ABOUT THIS TASK: Give the listing again, word for word.

** Opening RECORDS PROVIDED block **

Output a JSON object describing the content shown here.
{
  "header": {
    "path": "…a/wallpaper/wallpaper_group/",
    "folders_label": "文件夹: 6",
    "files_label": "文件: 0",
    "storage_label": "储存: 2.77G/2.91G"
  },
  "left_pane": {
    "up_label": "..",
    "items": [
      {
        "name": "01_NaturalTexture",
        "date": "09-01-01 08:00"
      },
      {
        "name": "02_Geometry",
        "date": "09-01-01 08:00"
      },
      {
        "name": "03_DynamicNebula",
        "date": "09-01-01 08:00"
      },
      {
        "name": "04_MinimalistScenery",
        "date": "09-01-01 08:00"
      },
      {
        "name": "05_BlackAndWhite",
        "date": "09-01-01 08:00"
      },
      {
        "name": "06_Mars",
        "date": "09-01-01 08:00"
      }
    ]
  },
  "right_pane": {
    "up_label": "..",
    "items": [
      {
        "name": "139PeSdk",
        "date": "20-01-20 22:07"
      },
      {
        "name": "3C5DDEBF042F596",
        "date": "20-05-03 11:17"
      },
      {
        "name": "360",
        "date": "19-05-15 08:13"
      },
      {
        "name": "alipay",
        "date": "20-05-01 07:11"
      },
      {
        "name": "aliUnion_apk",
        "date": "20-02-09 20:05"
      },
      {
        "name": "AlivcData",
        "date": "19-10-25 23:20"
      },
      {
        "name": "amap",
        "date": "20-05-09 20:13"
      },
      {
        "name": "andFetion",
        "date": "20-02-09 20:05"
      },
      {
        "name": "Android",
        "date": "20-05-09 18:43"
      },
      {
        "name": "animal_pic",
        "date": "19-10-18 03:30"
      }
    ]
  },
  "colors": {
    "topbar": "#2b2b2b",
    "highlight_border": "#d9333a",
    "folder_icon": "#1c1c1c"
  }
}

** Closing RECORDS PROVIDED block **

ANSWER TO THE EXERCISE:
Output a JSON object describing the content shown here.
{
  "header": {
    "path": "…a/wallpaper/wallpaper_group/",
    "folders_label": "文件夹: 6",
    "files_label": "文件: 0",
    "storage_label": "储存: 2.77G/2.91G"
  },
  "left_pane": {
    "up_label": "..",
    "items": [
      {
        "name": "01_NaturalTexture",
        "date": "09-01-01 08:00"
      },
      {
        "name": "02_Geometry",
        "date": "09-01-01 08:00"
      },
      {
        "name": "03_DynamicNebula",
        "date": "09-01-01 08:00"
      },
      {
        "name": "04_MinimalistScenery",
        "date": "09-01-01 08:00"
      },
      {
        "name": "05_BlackAndWhite",
        "date": "09-01-01 08:00"
      },
      {
        "name": "06_Mars",
        "date": "09-01-01 08:00"
      }
    ]
  },
  "right_pane": {
    "up_label": "..",
    "items": [
      {
        "name": "139PeSdk",
        "date": "20-01-20 22:07"
      },
      {
        "name": "3C5DDEBF042F596",
        "date": "20-05-03 11:17"
      },
      {
        "name": "360",
        "date": "19-05-15 08:13"
      },
      {
        "name": "alipay",
        "date": "20-05-01 07:11"
      },
      {
        "name": "aliUnion_apk",
        "date": "20-02-09 20:05"
      },
      {
        "name": "AlivcData",
        "date": "19-10-25 23:20"
      },
      {
        "name": "amap",
        "date": "20-05-09 20:13"
      },
      {
        "name": "andFetion",
        "date": "20-02-09 20:05"
      },
      {
        "name": "Android",
        "date": "20-05-09 18:43"
      },
      {
        "name": "animal_pic",
        "date": "19-10-18 03:30"
      }
    ]
  },
  "colors": {
    "topbar": "#2b2b2b",
    "highlight_border": "#d9333a",
    "folder_icon": "#1c1c1c"
  }
}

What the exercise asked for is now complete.